__Aim of the task__. Looking through the material below, say how many lines contain the string "time" and add nothing more.
---------- Entries shown
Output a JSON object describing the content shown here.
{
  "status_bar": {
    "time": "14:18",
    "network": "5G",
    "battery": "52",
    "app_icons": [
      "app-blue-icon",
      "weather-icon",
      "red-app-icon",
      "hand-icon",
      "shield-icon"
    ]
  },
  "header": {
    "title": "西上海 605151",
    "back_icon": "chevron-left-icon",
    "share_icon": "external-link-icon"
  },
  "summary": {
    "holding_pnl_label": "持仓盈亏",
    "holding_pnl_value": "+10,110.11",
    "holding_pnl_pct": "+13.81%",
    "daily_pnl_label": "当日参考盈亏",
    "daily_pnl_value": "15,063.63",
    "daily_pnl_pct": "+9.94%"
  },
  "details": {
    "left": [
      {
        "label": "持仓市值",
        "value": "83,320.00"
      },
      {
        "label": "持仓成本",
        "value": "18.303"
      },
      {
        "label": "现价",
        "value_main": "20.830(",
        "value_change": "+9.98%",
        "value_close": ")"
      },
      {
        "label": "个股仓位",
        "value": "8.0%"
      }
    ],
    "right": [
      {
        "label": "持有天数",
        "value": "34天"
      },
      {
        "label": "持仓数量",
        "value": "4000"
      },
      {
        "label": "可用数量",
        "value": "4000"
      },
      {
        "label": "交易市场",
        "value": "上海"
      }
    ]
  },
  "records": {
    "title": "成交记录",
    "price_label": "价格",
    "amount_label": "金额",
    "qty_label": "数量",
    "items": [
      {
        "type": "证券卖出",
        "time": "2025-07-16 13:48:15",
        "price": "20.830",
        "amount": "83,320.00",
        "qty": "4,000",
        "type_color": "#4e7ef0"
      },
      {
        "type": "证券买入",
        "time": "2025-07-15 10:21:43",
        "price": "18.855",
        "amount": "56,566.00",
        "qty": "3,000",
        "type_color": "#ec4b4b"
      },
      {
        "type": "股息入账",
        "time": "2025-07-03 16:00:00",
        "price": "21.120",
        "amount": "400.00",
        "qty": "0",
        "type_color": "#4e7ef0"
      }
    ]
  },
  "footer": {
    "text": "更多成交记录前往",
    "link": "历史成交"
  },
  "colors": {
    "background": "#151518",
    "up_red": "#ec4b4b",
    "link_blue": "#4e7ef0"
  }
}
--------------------
__The completed task__. 4